Page and application data records:
§ §

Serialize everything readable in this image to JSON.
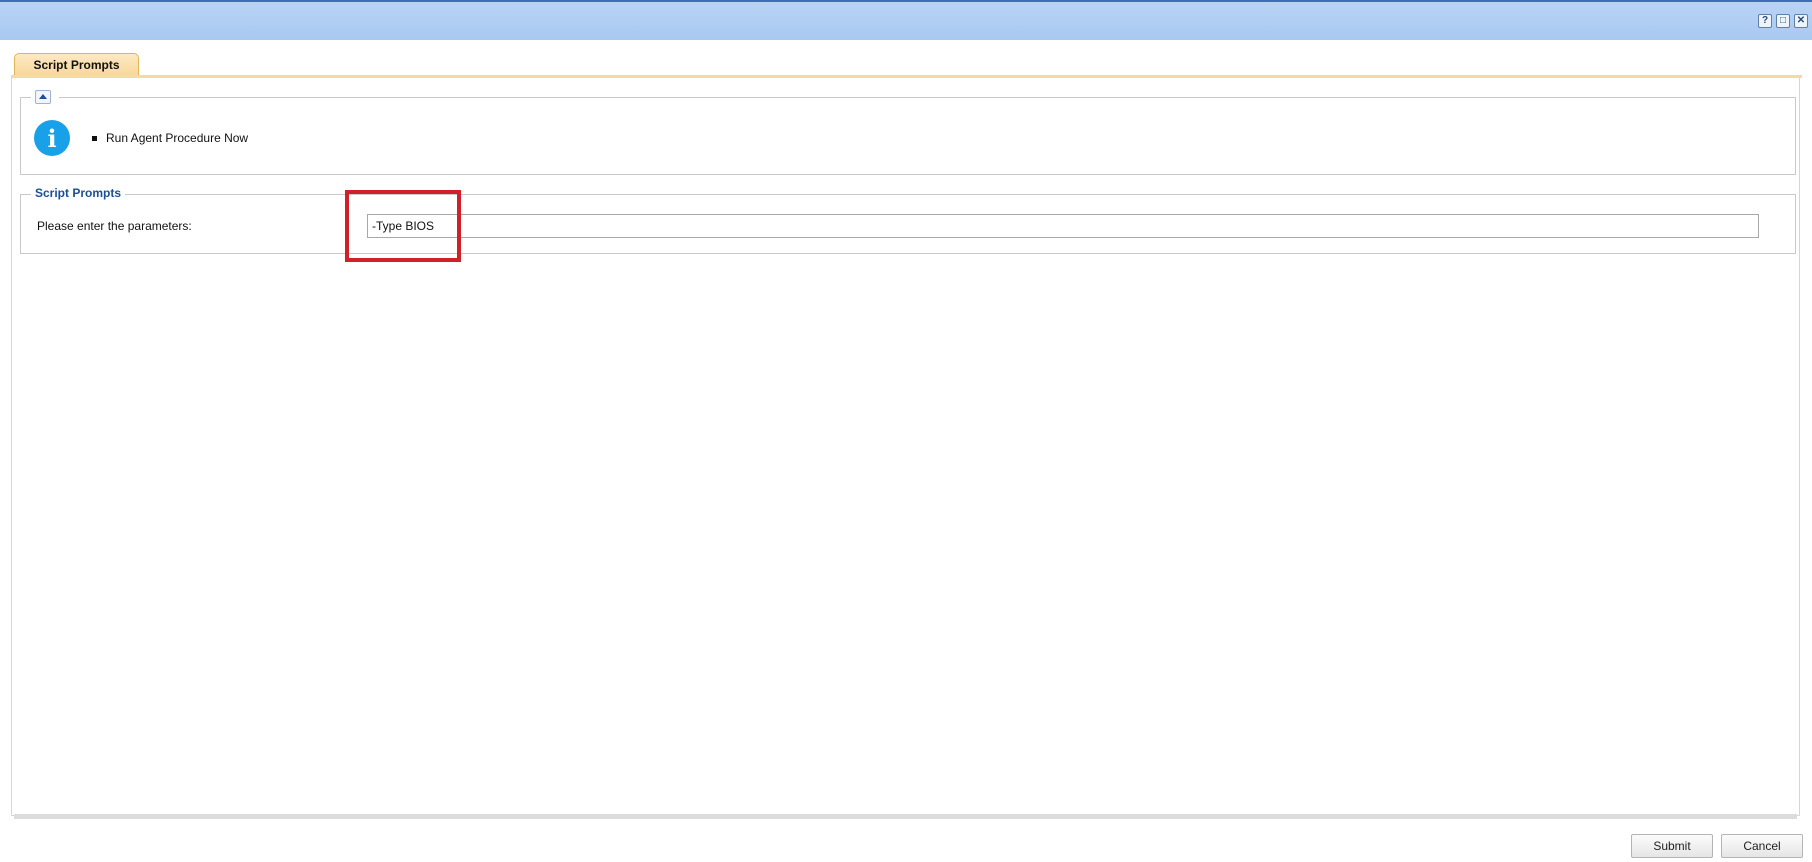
{
  "window": {
    "controls": [
      {
        "name": "help-icon",
        "glyph": "?"
      },
      {
        "name": "maximize-icon",
        "glyph": "□"
      },
      {
        "name": "close-icon",
        "glyph": "✕"
      }
    ]
  },
  "tabs": [
    {
      "label": "Script Prompts",
      "active": true
    }
  ],
  "info": {
    "icon": "info-icon",
    "icon_glyph": "i",
    "items": [
      "Run Agent Procedure Now"
    ]
  },
  "prompts": {
    "legend": "Script Prompts",
    "label": "Please enter the parameters:",
    "value": "-Type BIOS"
  },
  "footer": {
    "submit_label": "Submit",
    "cancel_label": "Cancel"
  },
  "colors": {
    "titlebar": "#a9c9f2",
    "tab": "#f8d89c",
    "accent_text": "#1a4f94",
    "info_icon": "#18a0e8",
    "highlight": "#d0202a"
  }
}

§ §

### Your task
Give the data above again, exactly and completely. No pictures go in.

### Problem solution
Serialize everything readable in this image to JSON.
{
  "window": {
    "controls": [
      {
        "name": "help-icon",
        "glyph": "?"
      },
      {
        "name": "maximize-icon",
        "glyph": "□"
      },
      {
        "name": "close-icon",
        "glyph": "✕"
      }
    ]
  },
  "tabs": [
    {
      "label": "Script Prompts",
      "active": true
    }
  ],
  "info": {
    "icon": "info-icon",
    "icon_glyph": "i",
    "items": [
      "Run Agent Procedure Now"
    ]
  },
  "prompts": {
    "legend": "Script Prompts",
    "label": "Please enter the parameters:",
    "value": "-Type BIOS"
  },
  "footer": {
    "submit_label": "Submit",
    "cancel_label": "Cancel"
  },
  "colors": {
    "titlebar": "#a9c9f2",
    "tab": "#f8d89c",
    "accent_text": "#1a4f94",
    "info_icon": "#18a0e8",
    "highlight": "#d0202a"
  }
}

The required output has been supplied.